== Segment start ==

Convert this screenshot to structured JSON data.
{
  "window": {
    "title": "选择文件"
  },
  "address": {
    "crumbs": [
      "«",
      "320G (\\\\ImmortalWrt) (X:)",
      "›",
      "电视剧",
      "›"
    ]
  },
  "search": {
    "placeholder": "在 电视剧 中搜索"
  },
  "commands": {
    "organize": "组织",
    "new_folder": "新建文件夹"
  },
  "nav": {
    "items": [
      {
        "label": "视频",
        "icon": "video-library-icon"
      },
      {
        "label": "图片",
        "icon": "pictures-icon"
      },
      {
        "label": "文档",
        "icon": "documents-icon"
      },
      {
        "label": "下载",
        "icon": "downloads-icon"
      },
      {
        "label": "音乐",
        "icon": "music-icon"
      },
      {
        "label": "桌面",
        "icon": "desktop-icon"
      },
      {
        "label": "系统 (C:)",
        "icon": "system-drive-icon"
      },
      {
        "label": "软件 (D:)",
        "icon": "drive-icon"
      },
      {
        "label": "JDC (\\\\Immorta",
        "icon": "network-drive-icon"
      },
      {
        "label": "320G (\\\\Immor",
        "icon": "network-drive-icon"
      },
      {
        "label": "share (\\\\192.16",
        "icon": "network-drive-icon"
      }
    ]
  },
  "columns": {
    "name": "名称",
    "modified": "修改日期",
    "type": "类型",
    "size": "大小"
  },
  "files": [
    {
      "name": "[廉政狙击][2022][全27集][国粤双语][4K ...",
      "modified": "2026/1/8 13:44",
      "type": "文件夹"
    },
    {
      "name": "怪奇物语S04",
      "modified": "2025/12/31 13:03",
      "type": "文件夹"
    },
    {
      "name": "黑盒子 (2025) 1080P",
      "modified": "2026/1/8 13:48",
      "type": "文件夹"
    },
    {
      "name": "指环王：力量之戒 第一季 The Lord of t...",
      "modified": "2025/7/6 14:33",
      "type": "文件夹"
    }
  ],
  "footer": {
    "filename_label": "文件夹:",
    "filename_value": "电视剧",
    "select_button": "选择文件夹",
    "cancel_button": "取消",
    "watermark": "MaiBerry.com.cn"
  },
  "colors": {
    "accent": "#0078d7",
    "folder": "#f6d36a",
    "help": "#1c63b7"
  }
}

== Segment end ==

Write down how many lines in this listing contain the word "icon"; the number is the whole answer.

EXERCISE ANSWER:
11